The S&P 500 has moved over 20% since July 2009, the equivalent of two good years in the stock market. Call today to see if you need to rebalance.
Once again, all asset classes in the table below were positive for the 4th quarter though more muted than the substantial 3rd quarter rally. In our last update we posited, “While this market action is encouraging, it should not make investors more comfortable about probable returns from this point forward. That is not to say that stocks need to fall in value, but simply that future returns from this point are necessarily less than they were at lower valuations at the start of the last two quarters.”
|Money Market (Cash-Current Yield)||0.04%||0.53%||3.25%||3.03%|
|S&P 500 Index (U.S. Large Cap)||6.04%||26.46%||0.42%||-0.95%|
|Russell 1000 (U.S. Large Cap)||6.07%||28.43%||0.79%||-0.49%|
|Russell 2000 (U.S. Small Cap)||3.87%||27.17%||0.51%||3.51%|
|MSCI EAFE (International)||2.18%||31.78%||3.54%||1.17%|
|FTSE All-World ex-US (International)||3.71%||43.00%||6.80%||3.51%|
|Wilshire REIT (Real Estate)||9.15%||28.60%||-0.05%||10.68%|
|Barclay’s Capital U.S. Aggregate Bond||0.20%||5.93%||4.97%||6.33%|
We are more convinced of this today than we were when we originally made this comment a few short months ago. While economic fundamentals continue to slowly improve, market valuations continued to rise at a faster pace than the economic improvement. Looking back at the last ten years, many have argued that the worst decade in two centuries for U.S. stocks must necessarily be followed by a very positive decade. While we believe that the next ten years have a good chance to do better than the last (lets all hope returns will at least be positive), there is enough reason to believe that stocks could struggle to reach historical average returns of 10% to 11%.
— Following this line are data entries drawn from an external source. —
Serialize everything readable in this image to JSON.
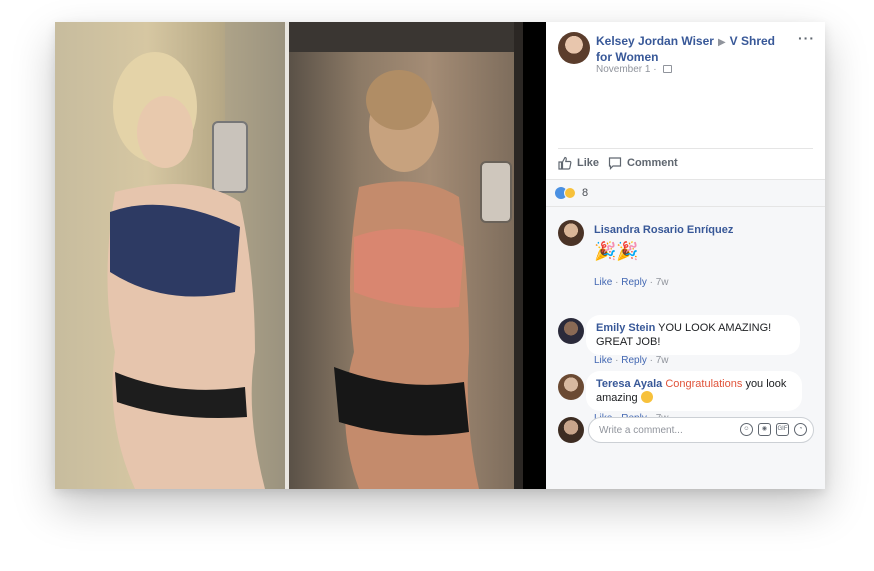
{
  "post": {
    "author": "Kelsey Jordan Wiser",
    "target_group": "V Shred for Women",
    "date": "November 1",
    "more_label": "···"
  },
  "actions": {
    "like_label": "Like",
    "comment_label": "Comment"
  },
  "reactions": {
    "count": "8"
  },
  "comments": [
    {
      "author": "Lisandra Rosario Enríquez",
      "text": "",
      "sticker": "🎉🎉",
      "like": "Like",
      "reply": "Reply",
      "time": "7w"
    },
    {
      "author": "Emily Stein",
      "text": "YOU LOOK AMAZING! GREAT JOB!",
      "like": "Like",
      "reply": "Reply",
      "time": "7w"
    },
    {
      "author": "Teresa Ayala",
      "highlight": "Congratulations",
      "text": "you look amazing",
      "like": "Like",
      "reply": "Reply",
      "time": "7w"
    }
  ],
  "composer": {
    "placeholder": "Write a comment..."
  },
  "colors": {
    "link_blue": "#385898",
    "meta_gray": "#90949c",
    "highlight_red": "#e0533a",
    "panel_bg": "#f6f7f9"
  }
}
Much economic uncertainty remains. One major trend that has come from the recent financial crisis is a much greater influence of government on the economy. Unfortunately, this makes prognostication much more difficult. Our primary concern with this trend is that elected officials tend to be driven by short-term motivations which often lead to a mantra of “short-term gain despite long-term pain.” The desire to get reelected too often leads to promising more than can be delivered in a fiscally responsible manner. The refusal to address known future catastrophes (i.e. Medicare and Social Security liabilities) or implement appropriate regulations is driven by the desire to maintain power. This inevitably leads to issues only being addressed at the crisis point – often met with reactionary rather than thoughtful policies that address root causes and consider unintended consequences. One need not look far into political history to see that this issue is not party specific.
The increased political influence and uncertainty is in addition to known current issues that we expect to remain trends for the coming decade – namely high unemployment, slow consumer spending growth, and limited wage growth. On the immediate horizon is our expectation of more foreclosures and continued pressure on home prices. We have detailed our concerns with these areas in most of our previous updates.
What Does This Mean For You?
We have no new brilliance to impart for you this quarter, but we cannot emphasize enough our belief that: “[Market] timing is not necessary for long-term financial and investment success. What is necessary is a disciplined plan driven by your needs and goals. The role of an advisor is to help you maintain the discipline through violent market swings and rebalancing as needed.”
“The future is quite murky and it could be a very bumpy, long road ahead. Whether deflation, inflation, or high sustained levels of unemployment are on the horizon, Buy and Hold investing is by no means dead. Diversification continues to be the best way to reduce volatility in a portfolio, though expanding beyond traditional stock and bond investment options may be necessary to achieve a smoother ride. Diligently rebalancing on a regular basis (once or twice a year) or following significant market movements in either direction (over a shorter period of time) is a critical component of managing your finances in the challenging years ahead.”